▶ _WHAT THE EXERCISE ASKS_
State how many lines below hold the word "time". Give that number and no other text.
----- MATERIAL FOR THIS EXERCISE
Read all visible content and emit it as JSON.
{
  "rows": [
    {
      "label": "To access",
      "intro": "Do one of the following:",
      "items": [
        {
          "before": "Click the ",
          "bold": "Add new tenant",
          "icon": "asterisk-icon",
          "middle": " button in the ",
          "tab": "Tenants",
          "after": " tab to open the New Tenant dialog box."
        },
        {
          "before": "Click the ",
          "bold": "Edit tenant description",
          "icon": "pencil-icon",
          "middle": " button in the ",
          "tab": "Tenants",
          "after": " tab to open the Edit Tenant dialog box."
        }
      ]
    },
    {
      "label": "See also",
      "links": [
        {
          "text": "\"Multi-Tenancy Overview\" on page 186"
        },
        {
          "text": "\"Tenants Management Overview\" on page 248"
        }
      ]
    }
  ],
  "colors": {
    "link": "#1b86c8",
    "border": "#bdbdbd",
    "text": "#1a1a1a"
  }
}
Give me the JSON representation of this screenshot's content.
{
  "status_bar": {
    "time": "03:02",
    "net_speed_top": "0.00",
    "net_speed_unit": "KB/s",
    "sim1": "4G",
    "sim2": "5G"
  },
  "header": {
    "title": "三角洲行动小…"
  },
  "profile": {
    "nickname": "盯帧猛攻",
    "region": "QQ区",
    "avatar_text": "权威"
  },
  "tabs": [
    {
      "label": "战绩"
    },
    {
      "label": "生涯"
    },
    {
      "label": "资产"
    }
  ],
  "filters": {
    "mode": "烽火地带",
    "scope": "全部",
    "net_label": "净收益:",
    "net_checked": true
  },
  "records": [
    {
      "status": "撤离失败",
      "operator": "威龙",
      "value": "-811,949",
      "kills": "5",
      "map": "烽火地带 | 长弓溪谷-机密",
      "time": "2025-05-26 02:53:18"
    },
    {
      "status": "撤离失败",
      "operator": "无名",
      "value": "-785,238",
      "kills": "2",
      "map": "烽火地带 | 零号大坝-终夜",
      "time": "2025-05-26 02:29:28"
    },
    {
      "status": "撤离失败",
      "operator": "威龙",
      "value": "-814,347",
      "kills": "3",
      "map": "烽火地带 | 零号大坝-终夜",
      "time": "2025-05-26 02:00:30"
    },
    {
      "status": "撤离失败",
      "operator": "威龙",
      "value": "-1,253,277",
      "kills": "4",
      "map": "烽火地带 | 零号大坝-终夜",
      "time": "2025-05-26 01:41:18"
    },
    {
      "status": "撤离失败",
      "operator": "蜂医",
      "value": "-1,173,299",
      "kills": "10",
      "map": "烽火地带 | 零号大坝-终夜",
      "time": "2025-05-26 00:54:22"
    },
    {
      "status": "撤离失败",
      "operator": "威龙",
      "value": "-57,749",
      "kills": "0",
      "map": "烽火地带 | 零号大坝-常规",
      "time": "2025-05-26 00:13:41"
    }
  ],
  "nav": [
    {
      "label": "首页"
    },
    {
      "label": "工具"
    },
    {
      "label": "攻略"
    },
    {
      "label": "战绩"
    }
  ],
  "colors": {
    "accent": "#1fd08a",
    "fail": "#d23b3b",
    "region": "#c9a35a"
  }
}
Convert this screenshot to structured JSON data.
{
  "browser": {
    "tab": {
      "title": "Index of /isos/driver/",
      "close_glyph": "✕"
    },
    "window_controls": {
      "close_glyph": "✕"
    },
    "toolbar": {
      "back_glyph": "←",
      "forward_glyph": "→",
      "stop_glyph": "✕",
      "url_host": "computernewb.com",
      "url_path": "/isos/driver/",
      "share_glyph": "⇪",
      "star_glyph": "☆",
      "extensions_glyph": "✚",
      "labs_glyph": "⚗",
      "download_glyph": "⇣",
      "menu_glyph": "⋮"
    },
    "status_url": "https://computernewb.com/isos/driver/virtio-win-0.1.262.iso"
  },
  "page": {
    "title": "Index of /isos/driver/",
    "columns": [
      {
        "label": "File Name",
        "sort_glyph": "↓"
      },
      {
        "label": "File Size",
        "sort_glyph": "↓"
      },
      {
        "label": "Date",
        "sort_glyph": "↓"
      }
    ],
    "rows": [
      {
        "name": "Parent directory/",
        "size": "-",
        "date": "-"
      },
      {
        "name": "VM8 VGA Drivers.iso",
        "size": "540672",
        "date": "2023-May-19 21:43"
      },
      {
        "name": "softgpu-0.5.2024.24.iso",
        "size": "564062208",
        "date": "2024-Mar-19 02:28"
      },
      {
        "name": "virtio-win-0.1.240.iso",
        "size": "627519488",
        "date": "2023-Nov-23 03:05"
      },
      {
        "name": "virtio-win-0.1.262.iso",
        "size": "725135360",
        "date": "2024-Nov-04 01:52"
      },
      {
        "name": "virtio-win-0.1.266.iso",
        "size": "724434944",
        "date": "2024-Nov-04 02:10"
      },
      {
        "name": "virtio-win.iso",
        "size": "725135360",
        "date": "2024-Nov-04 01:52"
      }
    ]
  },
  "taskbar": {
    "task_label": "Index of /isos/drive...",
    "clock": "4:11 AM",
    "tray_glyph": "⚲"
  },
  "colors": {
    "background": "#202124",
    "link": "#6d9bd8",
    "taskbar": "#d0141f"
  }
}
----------
▶ _REPLY_
7